• **Brief**: Where the string "tmux" shows up in a line of the records, copy that line.

Stored data Start Marker

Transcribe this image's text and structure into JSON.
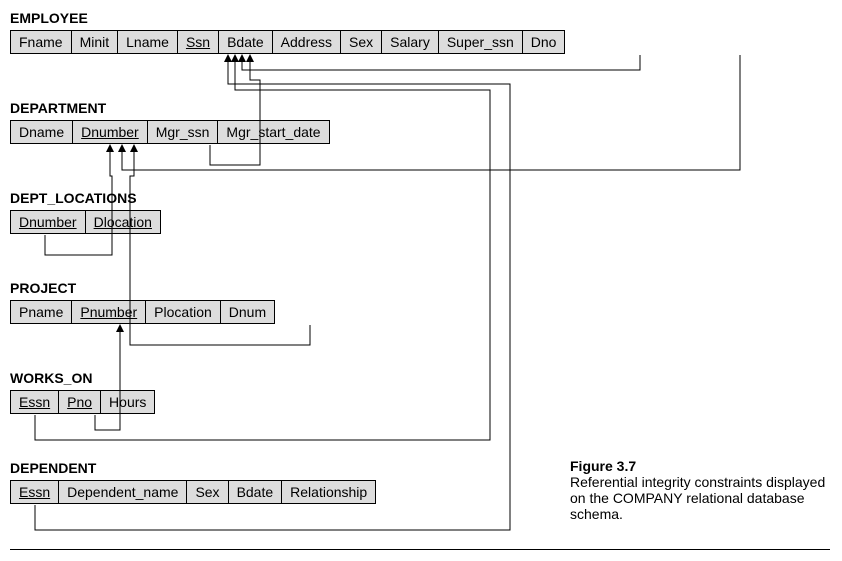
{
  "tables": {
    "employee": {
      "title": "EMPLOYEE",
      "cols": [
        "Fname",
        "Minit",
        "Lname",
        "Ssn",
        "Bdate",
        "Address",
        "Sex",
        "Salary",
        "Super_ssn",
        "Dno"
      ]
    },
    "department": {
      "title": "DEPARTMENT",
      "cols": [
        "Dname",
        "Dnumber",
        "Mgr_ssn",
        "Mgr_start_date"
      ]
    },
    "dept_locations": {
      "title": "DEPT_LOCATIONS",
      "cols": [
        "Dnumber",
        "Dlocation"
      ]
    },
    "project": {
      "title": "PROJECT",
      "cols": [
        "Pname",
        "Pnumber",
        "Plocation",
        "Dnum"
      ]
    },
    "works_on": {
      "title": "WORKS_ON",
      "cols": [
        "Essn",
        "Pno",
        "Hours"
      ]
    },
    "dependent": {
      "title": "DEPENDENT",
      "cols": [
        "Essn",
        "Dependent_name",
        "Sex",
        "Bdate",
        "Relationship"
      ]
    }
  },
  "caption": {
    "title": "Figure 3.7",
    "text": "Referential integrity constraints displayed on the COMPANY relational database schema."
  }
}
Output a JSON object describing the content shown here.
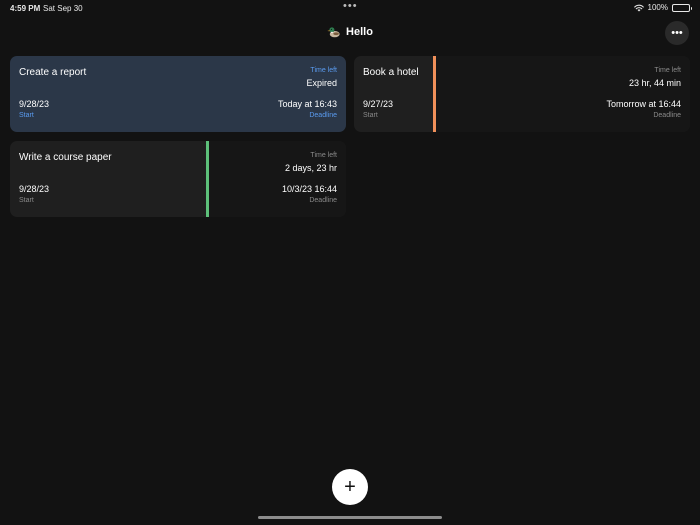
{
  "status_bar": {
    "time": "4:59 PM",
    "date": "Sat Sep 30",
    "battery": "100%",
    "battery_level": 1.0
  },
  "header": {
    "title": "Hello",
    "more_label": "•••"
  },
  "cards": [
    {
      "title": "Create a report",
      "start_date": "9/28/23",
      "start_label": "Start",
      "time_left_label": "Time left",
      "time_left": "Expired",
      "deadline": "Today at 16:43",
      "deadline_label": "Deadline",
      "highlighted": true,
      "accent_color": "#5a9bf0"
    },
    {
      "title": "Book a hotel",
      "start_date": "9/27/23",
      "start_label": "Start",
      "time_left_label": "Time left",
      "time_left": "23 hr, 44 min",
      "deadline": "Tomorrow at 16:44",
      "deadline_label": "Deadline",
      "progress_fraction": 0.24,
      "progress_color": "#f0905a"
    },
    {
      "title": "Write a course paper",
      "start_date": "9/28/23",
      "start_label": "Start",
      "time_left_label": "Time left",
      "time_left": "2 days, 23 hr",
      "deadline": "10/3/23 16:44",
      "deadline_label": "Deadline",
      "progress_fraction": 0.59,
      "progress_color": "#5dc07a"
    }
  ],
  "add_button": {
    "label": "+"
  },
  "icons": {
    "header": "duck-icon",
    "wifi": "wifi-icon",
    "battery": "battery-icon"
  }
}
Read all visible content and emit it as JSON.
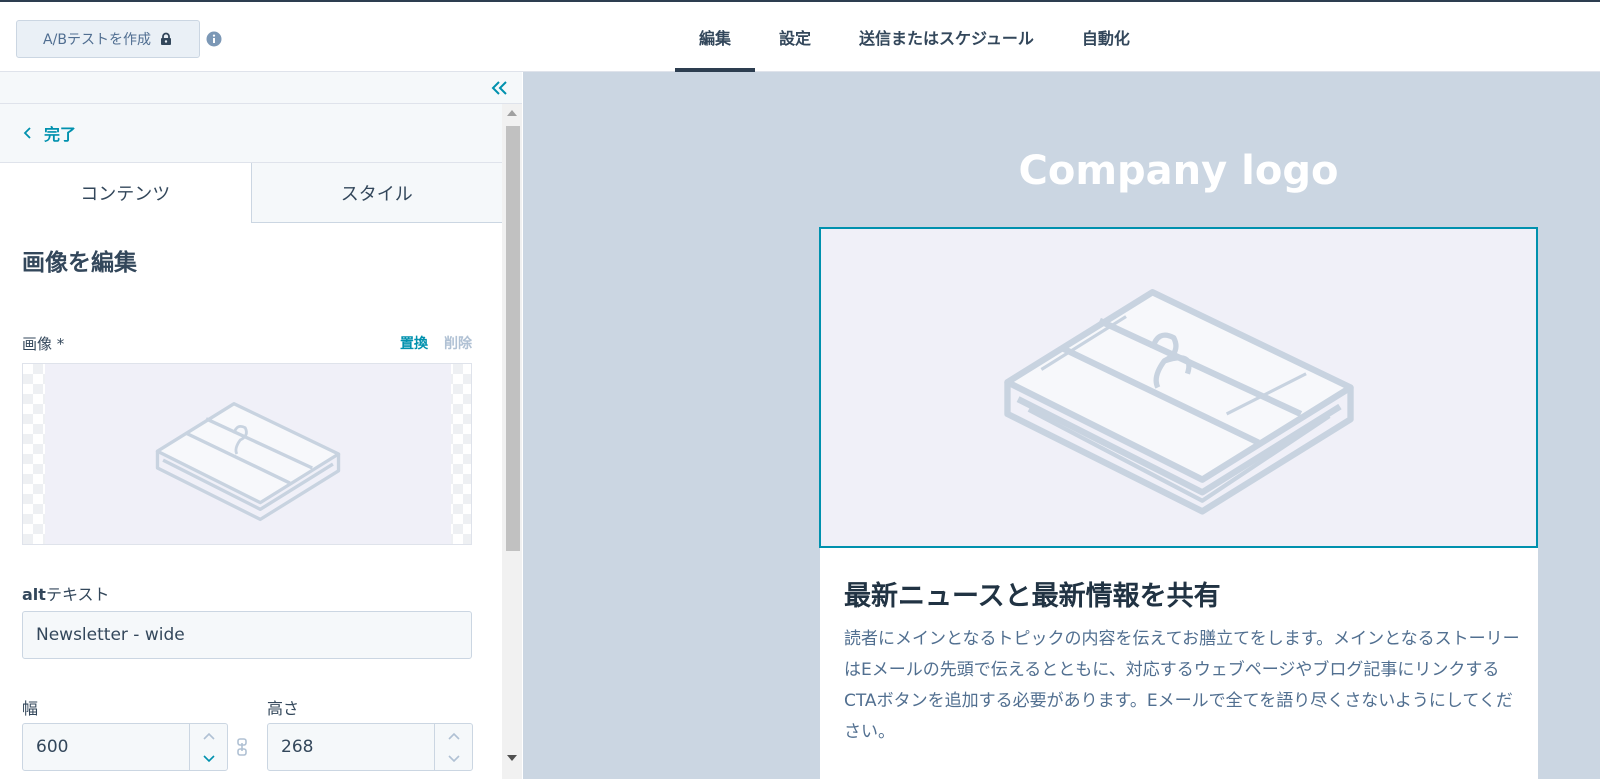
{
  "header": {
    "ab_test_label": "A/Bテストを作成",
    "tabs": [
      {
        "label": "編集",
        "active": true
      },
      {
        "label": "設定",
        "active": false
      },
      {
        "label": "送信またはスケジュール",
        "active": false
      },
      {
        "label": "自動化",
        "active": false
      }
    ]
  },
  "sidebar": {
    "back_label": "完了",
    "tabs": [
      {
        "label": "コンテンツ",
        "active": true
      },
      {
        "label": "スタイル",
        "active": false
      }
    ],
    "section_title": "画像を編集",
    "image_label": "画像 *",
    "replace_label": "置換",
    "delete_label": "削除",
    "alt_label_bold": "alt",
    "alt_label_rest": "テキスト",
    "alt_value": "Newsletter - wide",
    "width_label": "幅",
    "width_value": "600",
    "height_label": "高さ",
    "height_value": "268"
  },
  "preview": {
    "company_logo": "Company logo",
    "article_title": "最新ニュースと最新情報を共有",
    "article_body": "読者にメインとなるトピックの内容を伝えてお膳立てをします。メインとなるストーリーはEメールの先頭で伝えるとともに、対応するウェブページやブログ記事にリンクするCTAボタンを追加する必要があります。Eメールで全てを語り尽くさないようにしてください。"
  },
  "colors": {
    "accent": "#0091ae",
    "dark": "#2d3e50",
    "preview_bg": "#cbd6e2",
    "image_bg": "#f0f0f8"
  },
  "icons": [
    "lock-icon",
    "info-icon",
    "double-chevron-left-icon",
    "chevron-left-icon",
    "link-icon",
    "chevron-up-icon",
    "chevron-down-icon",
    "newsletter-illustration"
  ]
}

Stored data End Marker
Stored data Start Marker

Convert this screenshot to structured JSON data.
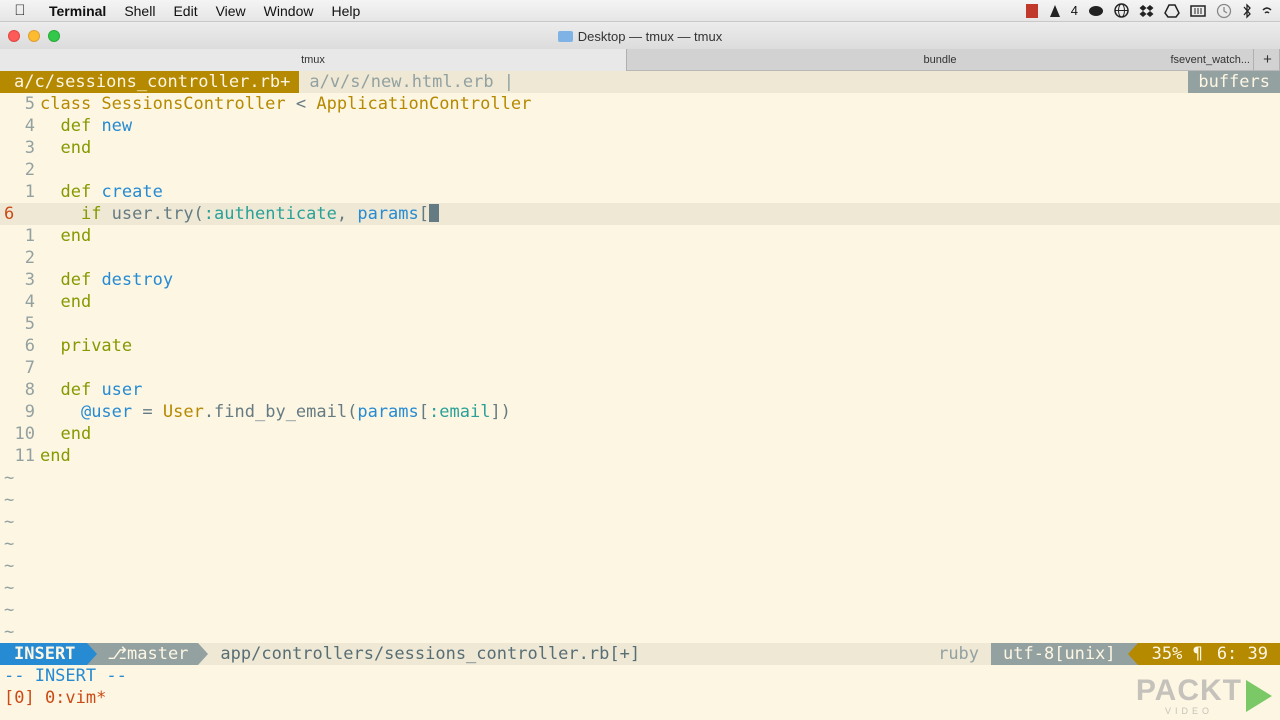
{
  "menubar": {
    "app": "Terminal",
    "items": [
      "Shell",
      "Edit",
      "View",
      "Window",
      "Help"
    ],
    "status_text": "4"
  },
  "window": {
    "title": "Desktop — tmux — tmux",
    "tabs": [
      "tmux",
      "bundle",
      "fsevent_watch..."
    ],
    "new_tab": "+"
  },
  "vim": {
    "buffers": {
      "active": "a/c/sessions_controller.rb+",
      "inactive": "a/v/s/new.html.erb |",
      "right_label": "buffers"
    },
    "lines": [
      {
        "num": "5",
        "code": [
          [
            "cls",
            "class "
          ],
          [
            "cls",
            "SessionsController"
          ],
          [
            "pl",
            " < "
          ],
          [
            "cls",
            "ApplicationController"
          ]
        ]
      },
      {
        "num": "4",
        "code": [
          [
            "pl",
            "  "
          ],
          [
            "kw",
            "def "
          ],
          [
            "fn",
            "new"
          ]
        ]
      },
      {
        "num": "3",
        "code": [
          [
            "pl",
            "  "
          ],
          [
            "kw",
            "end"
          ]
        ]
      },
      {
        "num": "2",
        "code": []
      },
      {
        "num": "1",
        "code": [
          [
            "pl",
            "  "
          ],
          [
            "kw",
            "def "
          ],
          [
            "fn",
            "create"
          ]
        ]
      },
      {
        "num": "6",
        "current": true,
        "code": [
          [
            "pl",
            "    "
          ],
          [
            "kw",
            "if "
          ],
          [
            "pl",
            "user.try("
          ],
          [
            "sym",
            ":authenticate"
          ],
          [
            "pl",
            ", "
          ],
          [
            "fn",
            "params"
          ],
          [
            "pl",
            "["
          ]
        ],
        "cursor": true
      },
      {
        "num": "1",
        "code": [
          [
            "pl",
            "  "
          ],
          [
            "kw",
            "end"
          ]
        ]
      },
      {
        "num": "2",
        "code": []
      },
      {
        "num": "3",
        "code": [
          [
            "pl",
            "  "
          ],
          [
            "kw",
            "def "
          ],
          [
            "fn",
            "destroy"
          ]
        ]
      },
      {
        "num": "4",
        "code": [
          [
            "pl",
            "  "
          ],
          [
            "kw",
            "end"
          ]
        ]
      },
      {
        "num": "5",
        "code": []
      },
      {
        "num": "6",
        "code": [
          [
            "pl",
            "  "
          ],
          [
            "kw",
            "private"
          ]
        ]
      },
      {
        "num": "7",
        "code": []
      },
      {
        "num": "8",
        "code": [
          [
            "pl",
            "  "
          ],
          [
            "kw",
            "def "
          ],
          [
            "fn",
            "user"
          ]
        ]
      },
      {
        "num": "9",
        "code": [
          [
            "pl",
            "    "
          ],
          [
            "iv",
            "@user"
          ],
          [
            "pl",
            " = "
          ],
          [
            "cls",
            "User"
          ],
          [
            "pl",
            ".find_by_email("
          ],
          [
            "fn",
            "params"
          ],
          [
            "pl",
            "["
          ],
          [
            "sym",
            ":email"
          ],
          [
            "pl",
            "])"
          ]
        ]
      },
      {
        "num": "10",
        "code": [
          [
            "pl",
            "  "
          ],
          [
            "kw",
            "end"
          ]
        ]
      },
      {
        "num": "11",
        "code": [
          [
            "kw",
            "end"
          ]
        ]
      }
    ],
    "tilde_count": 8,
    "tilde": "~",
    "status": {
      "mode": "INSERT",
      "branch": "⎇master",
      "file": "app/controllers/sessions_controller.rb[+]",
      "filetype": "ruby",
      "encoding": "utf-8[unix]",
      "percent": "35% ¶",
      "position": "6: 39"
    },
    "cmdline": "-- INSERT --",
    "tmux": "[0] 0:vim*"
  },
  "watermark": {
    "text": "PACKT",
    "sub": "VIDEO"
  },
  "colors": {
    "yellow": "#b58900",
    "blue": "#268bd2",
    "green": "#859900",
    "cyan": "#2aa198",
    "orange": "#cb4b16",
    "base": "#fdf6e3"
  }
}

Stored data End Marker

• **Result of this task**:
    "title": "Desktop — tmux — tmux",
      "tmux",
    "tmux": "[0] 0:vim*"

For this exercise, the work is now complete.